Choosing the right vacuum pump for your needs:When it comes to selecting the correct vacuum pump for your application there are a number of issues that need to be considered. There is a vast array of vacuum pumps available: Rotary Vane, Diaphragm, Screw and Turbo pumps, just to name a few. The two main specs required for selecting the correct pump are the vacuum level and the flow rate. Once these have been established the range of pumps available for your application will be less confusing.
The next thing you need to look at is the application itself. Is it a clean room application? Is it a large industrial job where there is plenty of water vapour?
These elements need to be discussed and considered carefully. The next subject is the material of the pump. Some applications are subject to a high amount of corrosive or acidic vapours, so Teflon or stainless steel will need to be a major component of the pump. Some pumps however cannot offer a high grade of protection so a special type of oil is required. This is the case with rotary vane pumps.

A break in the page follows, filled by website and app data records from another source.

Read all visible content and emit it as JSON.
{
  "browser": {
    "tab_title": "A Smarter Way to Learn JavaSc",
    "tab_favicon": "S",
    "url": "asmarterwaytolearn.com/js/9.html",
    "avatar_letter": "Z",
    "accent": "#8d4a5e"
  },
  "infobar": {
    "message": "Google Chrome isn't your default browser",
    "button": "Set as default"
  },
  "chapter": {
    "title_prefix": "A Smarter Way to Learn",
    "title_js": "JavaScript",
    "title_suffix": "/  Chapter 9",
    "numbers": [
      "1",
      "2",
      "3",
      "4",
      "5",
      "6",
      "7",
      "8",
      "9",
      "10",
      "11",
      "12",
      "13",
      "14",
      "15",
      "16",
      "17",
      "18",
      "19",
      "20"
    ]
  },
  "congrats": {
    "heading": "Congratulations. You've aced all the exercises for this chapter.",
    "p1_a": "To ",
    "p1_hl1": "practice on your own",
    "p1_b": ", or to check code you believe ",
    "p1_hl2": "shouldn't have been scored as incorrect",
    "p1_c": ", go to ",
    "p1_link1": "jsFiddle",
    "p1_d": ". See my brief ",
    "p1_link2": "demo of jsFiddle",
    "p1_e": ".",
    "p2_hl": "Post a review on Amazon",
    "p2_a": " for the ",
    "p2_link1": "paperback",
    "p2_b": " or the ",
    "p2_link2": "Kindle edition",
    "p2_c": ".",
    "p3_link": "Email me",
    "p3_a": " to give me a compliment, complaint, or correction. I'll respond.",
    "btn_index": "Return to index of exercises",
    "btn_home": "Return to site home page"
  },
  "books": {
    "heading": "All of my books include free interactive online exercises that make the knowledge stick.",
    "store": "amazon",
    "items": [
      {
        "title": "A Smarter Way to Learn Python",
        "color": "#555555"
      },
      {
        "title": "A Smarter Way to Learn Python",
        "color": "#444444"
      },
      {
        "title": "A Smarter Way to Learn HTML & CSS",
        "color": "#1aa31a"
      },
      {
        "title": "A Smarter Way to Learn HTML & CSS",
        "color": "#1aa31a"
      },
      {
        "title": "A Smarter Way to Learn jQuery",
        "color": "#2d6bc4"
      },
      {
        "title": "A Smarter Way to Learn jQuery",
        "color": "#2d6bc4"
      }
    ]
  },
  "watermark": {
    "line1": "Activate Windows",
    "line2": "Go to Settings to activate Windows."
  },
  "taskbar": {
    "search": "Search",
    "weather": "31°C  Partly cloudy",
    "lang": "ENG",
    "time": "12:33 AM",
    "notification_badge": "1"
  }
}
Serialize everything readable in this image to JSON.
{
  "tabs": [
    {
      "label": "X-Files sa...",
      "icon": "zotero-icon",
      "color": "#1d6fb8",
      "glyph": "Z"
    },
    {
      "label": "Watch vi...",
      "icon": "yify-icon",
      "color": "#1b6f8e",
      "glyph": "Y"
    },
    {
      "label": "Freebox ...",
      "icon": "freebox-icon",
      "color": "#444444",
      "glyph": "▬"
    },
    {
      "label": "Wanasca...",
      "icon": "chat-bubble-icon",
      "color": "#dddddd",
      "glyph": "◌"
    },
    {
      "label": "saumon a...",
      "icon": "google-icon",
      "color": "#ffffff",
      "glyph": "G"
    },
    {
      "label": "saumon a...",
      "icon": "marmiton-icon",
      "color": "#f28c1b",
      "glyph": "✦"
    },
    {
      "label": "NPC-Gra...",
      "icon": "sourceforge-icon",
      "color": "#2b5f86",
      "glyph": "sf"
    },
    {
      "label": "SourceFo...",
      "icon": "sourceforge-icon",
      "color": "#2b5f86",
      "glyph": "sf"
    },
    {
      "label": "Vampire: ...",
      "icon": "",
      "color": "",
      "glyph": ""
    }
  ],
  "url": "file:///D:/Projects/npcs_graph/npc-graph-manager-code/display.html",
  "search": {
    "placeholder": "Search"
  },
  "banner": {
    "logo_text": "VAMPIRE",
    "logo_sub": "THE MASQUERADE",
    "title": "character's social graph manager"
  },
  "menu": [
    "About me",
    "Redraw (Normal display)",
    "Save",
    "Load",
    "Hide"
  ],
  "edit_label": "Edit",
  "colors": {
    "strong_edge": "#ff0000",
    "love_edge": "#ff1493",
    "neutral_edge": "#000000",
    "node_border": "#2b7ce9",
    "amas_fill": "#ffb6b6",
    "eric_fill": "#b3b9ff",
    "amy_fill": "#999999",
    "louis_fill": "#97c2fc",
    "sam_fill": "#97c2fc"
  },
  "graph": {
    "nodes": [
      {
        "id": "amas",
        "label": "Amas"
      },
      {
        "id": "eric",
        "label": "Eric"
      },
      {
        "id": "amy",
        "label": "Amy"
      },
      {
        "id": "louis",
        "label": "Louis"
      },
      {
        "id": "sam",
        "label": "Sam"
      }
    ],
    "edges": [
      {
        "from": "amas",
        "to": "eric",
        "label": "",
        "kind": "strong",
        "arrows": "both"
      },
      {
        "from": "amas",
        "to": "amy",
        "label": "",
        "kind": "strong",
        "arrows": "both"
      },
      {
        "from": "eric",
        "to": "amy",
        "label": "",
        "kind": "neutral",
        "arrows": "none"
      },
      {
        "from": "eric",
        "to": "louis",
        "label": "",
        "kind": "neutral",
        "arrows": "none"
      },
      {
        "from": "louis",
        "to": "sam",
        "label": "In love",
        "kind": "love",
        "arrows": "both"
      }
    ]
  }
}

Power supply is another important aspect. This can be single phase, three phase, DC supply; sometimes even frequency converters are necessary.
It is important that you also consider the type of protection required. The pump could be in a hazardous area, which could possibly cause an explosion if the motor is not of the correct protection class.
As you can see there are a number of variations and performance elements that need to be taken into account when selecting a vacuum pump for your next job. If you are unsure about what is available or need assistance then please contact us for expert advice.
Continuous duty. Vacuum pumps available cover the range all the way from the highest quality European laboratory vacuum pumps all the way down to our budget and very economic vacuum pumps from as low as $395.00. A $395.00 vacuum pump can run forever, at or near, maximum vacuum pressure. However continuous duty at rough vacuum pressures increases exhaust vapour and reduces oil pressure. Coupled with any contamination from the application, the life of the pump will be reduced. Price wise, it is at the lower end of the price/value ladder so expectations should be proportional to the price. A similar high quality laboratory or European manufactured pump could be around $5,000.
Experiencing Poor Vacuum?Ultimate vacuum will not be instantaneous. It is relative to pump capacity and system size. If it appears the rotary pump is not achieving high vacuum, check as follows:
Oil level correct when pumping.
All fitting hoses are tight and valves shut.
If no improvement is achieved, check with a known good McLeod gauge or digital electronic gauge. An adequate vacuum measurement for the refrigeration industry can only be determined with a good quality and accurate digital vacuum gauge. For general vacuum measurement and depending on whether the user already has refrigeration gauges and hoses (excluding the vacuum gauge), you could add on an independent dial vacuum gauge or if you do not have any of the above, buy a manifold with an integrated dial vacuum gauge. These would both also require some adaptors. This assumes a strictly DIY approach as professional installers would not use a dial vacuum gauge.
Alternatively, carry out the following procedure:
Remove pump from system.
Connect gauge to suction fitting positively sealed.
Run pump. A McLeod gauge should indicate a vacuum of between 50 and 1 micron. An electronic gauge will show approximately 250 to 20 micron after five minutes, depending on the type of pump.